- Task to complete -
Each line in the records below that has the word "recipient" should be copied.

- Supplied records -
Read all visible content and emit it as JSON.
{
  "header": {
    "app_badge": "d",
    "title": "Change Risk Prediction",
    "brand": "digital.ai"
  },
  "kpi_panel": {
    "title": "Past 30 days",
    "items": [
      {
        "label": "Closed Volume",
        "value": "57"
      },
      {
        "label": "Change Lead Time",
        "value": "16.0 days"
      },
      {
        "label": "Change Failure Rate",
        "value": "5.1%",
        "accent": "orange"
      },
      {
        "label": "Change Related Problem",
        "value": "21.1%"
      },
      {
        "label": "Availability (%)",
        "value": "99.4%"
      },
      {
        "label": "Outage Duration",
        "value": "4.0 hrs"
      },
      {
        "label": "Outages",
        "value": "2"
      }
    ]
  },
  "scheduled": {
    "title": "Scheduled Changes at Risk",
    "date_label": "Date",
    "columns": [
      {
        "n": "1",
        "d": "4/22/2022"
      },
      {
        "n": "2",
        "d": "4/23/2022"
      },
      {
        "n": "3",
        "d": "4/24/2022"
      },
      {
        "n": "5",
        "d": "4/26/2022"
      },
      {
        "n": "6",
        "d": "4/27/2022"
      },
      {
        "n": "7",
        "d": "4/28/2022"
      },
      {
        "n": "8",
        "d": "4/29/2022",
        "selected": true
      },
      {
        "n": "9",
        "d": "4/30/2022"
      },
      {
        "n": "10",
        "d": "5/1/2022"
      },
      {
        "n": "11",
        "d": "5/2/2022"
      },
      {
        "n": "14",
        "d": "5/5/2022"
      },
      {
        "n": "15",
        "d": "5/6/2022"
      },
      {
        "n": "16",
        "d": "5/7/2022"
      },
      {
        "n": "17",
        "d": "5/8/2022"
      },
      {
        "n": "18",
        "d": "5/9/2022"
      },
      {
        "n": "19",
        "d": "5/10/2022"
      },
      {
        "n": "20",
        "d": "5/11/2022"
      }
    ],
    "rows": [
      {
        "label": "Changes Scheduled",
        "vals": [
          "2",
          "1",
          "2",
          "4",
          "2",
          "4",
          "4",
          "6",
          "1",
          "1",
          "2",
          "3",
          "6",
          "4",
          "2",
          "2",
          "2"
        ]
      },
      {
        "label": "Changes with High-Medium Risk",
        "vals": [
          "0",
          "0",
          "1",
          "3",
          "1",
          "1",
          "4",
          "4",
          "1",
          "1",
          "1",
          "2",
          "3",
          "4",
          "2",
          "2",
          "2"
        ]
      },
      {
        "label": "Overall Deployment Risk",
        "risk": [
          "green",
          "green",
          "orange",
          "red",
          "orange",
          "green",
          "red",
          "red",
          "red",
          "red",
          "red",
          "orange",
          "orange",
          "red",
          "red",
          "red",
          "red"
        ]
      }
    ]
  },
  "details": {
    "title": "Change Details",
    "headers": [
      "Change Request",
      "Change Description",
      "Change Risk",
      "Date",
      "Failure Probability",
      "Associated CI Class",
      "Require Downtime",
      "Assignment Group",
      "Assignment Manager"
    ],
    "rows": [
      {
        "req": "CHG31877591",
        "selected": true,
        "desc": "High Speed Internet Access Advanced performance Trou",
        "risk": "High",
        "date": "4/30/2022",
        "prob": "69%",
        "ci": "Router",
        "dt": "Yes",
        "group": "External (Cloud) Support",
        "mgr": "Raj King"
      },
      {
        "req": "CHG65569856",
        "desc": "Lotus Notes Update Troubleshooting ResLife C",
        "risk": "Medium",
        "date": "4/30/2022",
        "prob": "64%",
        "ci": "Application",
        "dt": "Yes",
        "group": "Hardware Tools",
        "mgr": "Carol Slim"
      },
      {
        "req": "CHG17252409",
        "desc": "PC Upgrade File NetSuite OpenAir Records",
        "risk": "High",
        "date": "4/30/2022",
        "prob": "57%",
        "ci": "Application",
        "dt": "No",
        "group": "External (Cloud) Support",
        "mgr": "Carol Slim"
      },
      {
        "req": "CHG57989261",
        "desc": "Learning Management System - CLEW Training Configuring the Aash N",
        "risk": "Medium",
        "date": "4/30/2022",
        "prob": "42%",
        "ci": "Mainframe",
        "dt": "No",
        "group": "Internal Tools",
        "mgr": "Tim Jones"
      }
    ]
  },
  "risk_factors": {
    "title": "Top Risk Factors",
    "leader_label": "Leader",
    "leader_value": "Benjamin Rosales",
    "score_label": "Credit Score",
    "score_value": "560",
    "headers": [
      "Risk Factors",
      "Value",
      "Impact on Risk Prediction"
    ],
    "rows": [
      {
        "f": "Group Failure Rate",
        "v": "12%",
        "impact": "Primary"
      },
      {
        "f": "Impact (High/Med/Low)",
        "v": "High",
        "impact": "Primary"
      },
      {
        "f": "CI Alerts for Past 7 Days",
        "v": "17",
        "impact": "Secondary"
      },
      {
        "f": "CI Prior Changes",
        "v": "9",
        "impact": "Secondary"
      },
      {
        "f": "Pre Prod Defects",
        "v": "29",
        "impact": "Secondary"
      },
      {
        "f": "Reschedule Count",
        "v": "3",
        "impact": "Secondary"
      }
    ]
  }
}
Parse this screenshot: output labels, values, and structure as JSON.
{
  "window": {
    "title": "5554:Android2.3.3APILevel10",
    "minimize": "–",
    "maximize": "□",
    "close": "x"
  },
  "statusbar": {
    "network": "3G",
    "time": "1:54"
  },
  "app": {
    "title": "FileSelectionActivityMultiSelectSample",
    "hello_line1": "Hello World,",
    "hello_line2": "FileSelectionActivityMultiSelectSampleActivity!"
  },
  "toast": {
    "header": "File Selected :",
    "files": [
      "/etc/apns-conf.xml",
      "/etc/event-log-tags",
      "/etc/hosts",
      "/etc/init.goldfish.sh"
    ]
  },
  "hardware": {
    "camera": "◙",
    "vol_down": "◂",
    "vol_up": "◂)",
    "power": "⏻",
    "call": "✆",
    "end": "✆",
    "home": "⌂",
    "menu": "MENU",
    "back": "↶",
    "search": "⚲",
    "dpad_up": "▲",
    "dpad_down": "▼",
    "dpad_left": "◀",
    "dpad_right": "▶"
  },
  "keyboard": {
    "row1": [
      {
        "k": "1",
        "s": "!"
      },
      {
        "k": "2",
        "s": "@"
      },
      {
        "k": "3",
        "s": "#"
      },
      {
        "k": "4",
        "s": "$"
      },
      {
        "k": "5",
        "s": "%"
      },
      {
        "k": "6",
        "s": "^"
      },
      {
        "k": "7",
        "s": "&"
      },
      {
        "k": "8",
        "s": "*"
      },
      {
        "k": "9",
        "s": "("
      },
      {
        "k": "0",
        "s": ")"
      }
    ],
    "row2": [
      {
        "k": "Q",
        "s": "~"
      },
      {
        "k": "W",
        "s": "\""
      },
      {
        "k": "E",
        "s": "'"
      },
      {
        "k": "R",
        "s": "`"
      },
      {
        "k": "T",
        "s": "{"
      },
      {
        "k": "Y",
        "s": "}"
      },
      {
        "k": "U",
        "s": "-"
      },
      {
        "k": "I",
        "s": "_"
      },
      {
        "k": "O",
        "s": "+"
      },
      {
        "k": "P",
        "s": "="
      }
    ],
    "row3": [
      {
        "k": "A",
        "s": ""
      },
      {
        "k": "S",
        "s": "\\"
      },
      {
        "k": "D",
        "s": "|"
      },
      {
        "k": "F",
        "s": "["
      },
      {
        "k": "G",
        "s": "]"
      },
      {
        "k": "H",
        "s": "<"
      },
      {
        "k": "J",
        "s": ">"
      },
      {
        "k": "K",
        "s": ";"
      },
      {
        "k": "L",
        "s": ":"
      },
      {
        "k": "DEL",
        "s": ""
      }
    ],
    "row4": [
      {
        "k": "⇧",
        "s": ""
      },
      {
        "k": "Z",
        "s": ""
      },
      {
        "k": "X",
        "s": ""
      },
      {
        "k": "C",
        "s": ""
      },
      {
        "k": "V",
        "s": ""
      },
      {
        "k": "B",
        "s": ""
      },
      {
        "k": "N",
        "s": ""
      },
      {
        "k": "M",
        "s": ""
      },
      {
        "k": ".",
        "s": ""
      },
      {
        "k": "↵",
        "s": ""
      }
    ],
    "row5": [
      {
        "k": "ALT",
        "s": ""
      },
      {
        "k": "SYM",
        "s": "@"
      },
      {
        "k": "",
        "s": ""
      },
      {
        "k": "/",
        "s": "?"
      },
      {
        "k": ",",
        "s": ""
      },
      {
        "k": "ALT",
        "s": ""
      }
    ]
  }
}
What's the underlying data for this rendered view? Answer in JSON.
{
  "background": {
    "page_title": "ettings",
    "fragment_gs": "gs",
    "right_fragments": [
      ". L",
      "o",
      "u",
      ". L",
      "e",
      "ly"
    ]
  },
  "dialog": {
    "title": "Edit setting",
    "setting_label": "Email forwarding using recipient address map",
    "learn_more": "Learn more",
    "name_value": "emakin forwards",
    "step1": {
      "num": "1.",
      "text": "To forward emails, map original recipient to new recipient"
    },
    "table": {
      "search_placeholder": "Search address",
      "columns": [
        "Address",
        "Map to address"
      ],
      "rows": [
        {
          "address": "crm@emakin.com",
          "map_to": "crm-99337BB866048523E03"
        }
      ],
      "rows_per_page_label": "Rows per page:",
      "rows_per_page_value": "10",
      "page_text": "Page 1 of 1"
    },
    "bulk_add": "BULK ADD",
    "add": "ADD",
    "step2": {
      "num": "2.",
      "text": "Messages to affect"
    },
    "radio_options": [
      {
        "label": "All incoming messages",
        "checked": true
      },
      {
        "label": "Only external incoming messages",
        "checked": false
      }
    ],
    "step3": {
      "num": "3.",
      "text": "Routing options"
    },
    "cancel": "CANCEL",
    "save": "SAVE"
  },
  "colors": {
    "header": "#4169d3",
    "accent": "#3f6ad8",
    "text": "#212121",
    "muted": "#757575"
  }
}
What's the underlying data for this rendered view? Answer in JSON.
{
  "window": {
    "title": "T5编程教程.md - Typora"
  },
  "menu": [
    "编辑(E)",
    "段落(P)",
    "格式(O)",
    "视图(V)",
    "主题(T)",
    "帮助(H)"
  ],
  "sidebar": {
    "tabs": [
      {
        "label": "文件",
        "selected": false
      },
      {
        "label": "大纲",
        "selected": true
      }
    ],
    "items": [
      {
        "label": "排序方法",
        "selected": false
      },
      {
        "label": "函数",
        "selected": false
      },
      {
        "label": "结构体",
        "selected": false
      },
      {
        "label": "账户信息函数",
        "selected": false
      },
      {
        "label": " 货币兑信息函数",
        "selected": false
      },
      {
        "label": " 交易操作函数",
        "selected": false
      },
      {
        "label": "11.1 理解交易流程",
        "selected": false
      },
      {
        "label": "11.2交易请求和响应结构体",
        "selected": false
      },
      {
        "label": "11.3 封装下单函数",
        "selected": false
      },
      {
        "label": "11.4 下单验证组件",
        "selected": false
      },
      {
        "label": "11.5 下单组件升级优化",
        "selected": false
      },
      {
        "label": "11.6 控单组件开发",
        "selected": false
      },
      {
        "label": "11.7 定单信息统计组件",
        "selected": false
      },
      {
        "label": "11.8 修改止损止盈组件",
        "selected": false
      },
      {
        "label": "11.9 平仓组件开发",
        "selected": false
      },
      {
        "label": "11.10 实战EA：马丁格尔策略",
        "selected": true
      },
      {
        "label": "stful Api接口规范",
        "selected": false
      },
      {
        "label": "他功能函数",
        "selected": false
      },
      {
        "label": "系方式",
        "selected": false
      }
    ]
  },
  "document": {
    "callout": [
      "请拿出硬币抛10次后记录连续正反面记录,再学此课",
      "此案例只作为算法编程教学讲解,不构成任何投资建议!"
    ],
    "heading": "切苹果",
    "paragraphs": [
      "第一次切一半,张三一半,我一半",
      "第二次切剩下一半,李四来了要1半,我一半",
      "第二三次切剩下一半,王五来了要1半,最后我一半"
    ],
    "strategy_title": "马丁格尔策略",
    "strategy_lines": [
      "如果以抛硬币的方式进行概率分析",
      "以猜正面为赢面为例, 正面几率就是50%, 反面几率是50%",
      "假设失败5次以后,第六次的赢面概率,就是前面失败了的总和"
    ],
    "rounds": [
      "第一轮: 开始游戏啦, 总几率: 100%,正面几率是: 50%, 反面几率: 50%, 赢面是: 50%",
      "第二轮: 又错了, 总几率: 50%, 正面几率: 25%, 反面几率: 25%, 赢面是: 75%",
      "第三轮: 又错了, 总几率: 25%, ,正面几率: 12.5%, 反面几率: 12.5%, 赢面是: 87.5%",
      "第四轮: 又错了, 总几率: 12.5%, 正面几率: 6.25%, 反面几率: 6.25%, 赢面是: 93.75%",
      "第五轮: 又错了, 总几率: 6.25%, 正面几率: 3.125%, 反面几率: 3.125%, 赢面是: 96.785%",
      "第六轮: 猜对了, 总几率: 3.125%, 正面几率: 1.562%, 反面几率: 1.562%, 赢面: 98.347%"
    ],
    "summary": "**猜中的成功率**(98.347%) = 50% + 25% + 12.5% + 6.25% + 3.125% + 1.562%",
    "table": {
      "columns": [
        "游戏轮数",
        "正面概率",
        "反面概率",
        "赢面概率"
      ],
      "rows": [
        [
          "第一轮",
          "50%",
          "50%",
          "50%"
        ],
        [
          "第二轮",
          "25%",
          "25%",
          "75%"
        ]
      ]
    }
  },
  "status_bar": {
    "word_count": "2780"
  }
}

- Output for this exercise -
    "setting_label": "Email forwarding using recipient address map",
      "text": "To forward emails, map original recipient to new recipient"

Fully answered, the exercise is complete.